Finally, the program can manipulate confirmation SWIFT messages, which are automatically printed out on paper by the bank's systems. Altering database records is not enough to hide fraudulent transactions because these printed confirmation messages could give an attack away, the BAE researchers said.

There are still many unknowns about the well-planned Bangladesh Bank heist, such as who was behind it, how they got into the bank's network in the first place, and how they initiated the rogue transfers. However, the existence of this custom malware toolkit should serve as a warning to other financial institutions.

"This malware was written bespoke for attacking a specific victim infrastructure, but the general tools, techniques and procedures used in the attack may allow the gang to strike again," the BAE researchers said. "All financial institutions who run SWIFT Alliance Access and similar systems should be seriously reviewing their security now to make sure they too are not exposed."

SWIFT is aware of the malware's existence. However, the program doesn't impact SWIFT's network or core messaging services, the organization said in an emailed statement.

"We understand that the malware is designed to hide the traces of fraudulent payments from customers’ local database applications and can only be installed on users’ local systems by attackers that have successfully identified and exploited weaknesses in their local security," SWIFT said.

"We have developed a facility to assist customers in enhancing their security and to spot inconsistencies in their local database records," the organization added. "However, the key defence against such attack scenarios remains for users to implement appropriate security measures in their local environments to safeguard their systems -- in particular those used to access SWIFT -- against such potential security threats."

According to investigators, one factor that contributed to the success of the attack against Bangladesh's central bank was the lack of proper segmentation between the bank's SWIFT systems and the rest of its network. The SWIFT-connected computers were linked to the network via cheap switches with no management capability and lacking a firewall, Reuters reported Friday.

Join the PC World newsletter!

Error: Please check your email address.

Our Back to Business guide highlights the best products for you to boost your productivity at home, on the road, at the office, or in the classroom.

Keep up with the latest tech news, reviews and previews by subscribing to the Good Gear Guide newsletter.

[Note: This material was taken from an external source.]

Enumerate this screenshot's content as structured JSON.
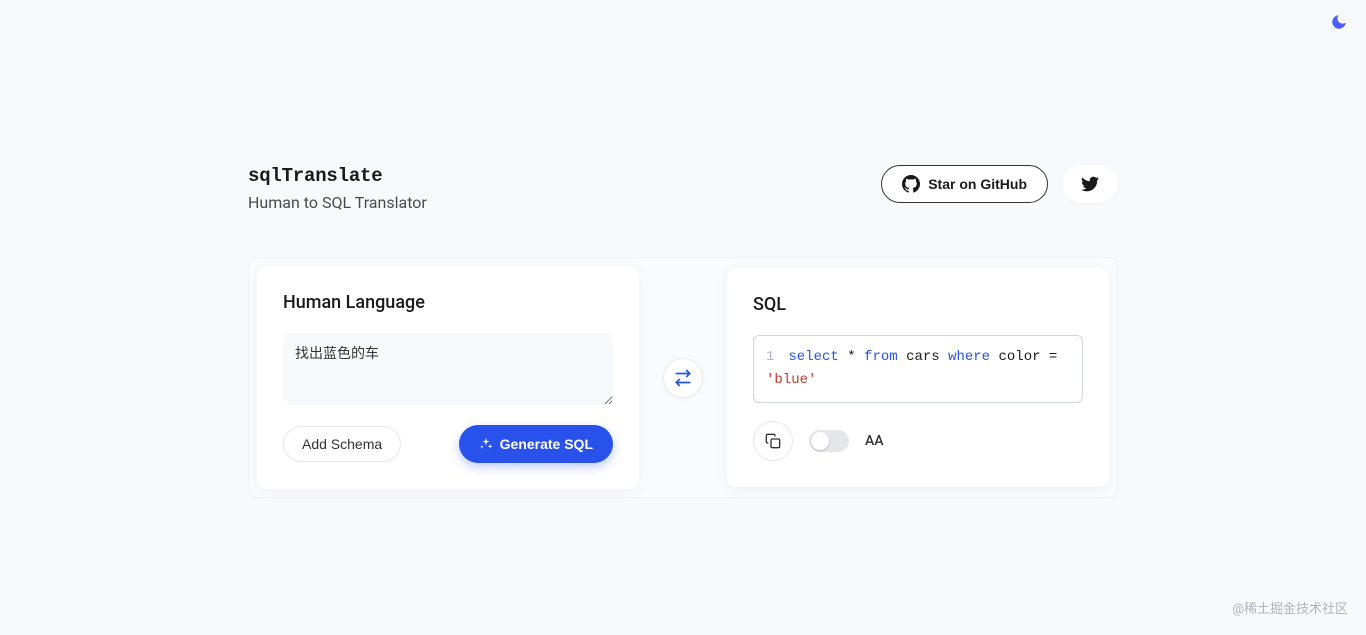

Lucian Constantin

IDG News Service
Show Comments

Cool Tech

Crucial Ballistix Elite 32GB Kit (4 x 8GB) DDR4-3000 UDIMM

Learn more >

Gadgets & Things

Lexar® Professional 1000x microSDHC™/microSDXC™ UHS-II cards

Learn more >

Family Friendly

Lexar® JumpDrive® S57 USB 3.0 flash drive 

Learn more >

Stocking Stuffer

Plox Star Wars Death Star Levitating Bluetooth Speaker

Learn more >

Christmas Gift Guide

Click for more ›

Most Popular Reviews

Latest News Articles

Resources

GGG Evaluation Team

Kathy Cassidy

STYLISTIC Q702

First impression on unpacking the Q702 test unit was the solid feel and clean, minimalist styling.

Anthony Grifoni

STYLISTIC Q572

For work use, Microsoft Word and Excel programs pre-installed on the device are adequate for preparing short documents.

Steph Mundell

LIFEBOOK UH574

The Fujitsu LifeBook UH574 allowed for great mobility without being obnoxiously heavy or clunky. Its twelve hours of battery life did not disappoint.

Andrew Mitsi

STYLISTIC Q702

The screen was particularly good. It is bright and visible from most angles, however heat is an issue, particularly around the Windows button on the front, and on the back where the battery housing is located.

Simon Harriott

STYLISTIC Q702

My first impression after unboxing the Q702 is that it is a nice looking unit. Styling is somewhat minimalist but very effective. The tablet part, once detached, has a nice weight, and no buttons or switches are located in awkward or intrusive positions.

Featured Content

Latest Jobs

Don’t have an account? Sign up here

Don't have an account? Sign up now

Forgot password?